When we no longer need to use the variable, that means when the memory is no longer required, we have to deallocate or release the memory using the delete operator.

Syntax:          

CPP_memory_management_Example3.

Here, delete is the operator, and ptr is the pointer variable.

Now, let’s look at an example where we will be  using both of these operators, and find the average of three numbers entered by the user.

CPP_memory_management_Example4

Here, in this example, we have declared three pointer variables and a normal variable avg. After the declaration, we allocated the memory dynamically using the new keyword for all three pointer variables.

Full Stack Web Developer Course

To become an expert in MEAN StackView Course
Full Stack Web Developer Course

Then, we will take the input from the user of those three numbers of which they want to find the average. Once the user has entered the numbers, we will find the average of those numbers using the formula avg = (*ptr1+*ptr2+*ptr3)/3. We are using the dereference operator with the pointer because it points to the value of the variable. 

After that, we will display the avg variable in which the result is stored. Then, we will delete the memory space that has been allocated or deallocate the memory using the delete operator.

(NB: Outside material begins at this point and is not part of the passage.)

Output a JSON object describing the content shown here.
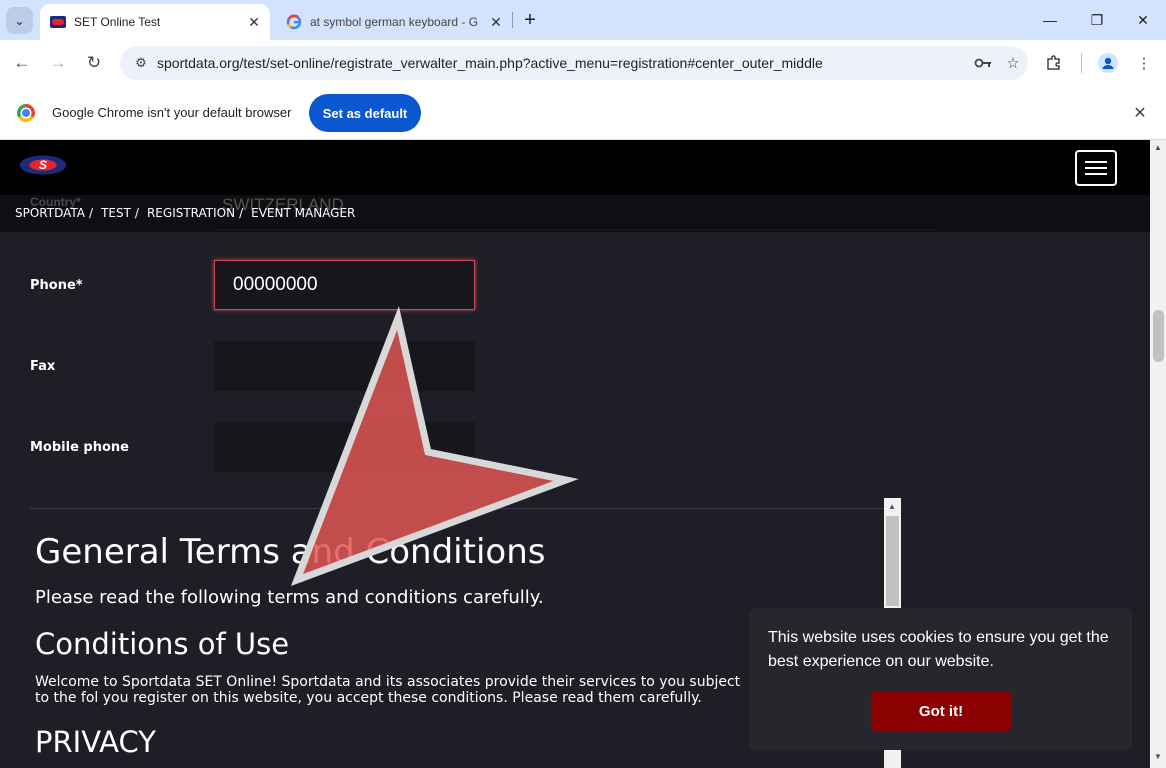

Shown below is the output.

CPP_memory_management_Example7

New and Delete Operator for Arrays

New and delete operators can also be used for dynamic memory allocation in arrays. The syntax of new and delete operators for arrays is similar to that of the variables.

Syntax:

CPP_memory_management_Example6

Now, let’s see an example where we can learn how to use the new and delete operator for arrays. In this example, the user will enter some elements and then we will display those array elements. 

CPP_memory_management_Example5

In this example, we will take the size of the array as an input from the user; the number of elements inside the array is equal to the size of the array. Then, we will declare the pointer variable, and allocate the memory for the complete array.

Once the memory allocation is done, we will take the array elements as input from the user.

After that, we will display those elements using the for loop, i.e., iterating from 0 to num. Once the elements are printed, we will deallocate the memory using the delete operator.

Shown below is the output.

CPP_memory_management_Example8

Advantages of New Operator Over Malloc Function

  1. The new operator can be overloaded, whereas the malloc function cannot.
  2. If there is not enough memory, the new operator throws an exception, whereas the malloc function returns null.
  3. The return type of the new operator is of the same type for which the memory was allocated. We don't need to do typecasting.
  4. The new operator automatically computes the size of the data object. We don't need to use the sizeof() operator.
  5. The new operator allows us to initialize objects while creating memory space for them.
Advance your career as a MEAN stack developer with the Full Stack Web Developer - MEAN Stack Master's Program. Enroll now!

Conclusion

In this tutorial on C++ memory management, we discussed why we need memory management and how memory management works. You also learned about new and delete operators and the advantages of new operator over the malloc function, along with some examples. To learn more about C++ Memory management, click on the following link: C++ Memory management

If you are looking to build a career in software development, check the Post Graduate Program in Full Stack Development by Simplilearn. 

If you have any questions or doubts regarding this tutorial on C++ memory management, put them in the comments section. Our experts will help you solve your queries. To learn more about C++ Memory management, click on the following link: C++ Memory management

About the Author

Ravikiran A SRavikiran A S

Ravikiran A S works with Simplilearn as a Research Analyst. He an enthusiastic geek always in the hunt to learn the latest technologies. He is proficient with Java Programming Language, Big Data, and powerful Big Data Frameworks like Apache Hadoop and Apache Spark.

View More
  • Disclaimer
  • PMP, PMI, PMBOK, CAPM, PgMP, PfMP, ACP, PBA, RMP, SP, and OPM3 are registered marks of the Project Management Institute, Inc.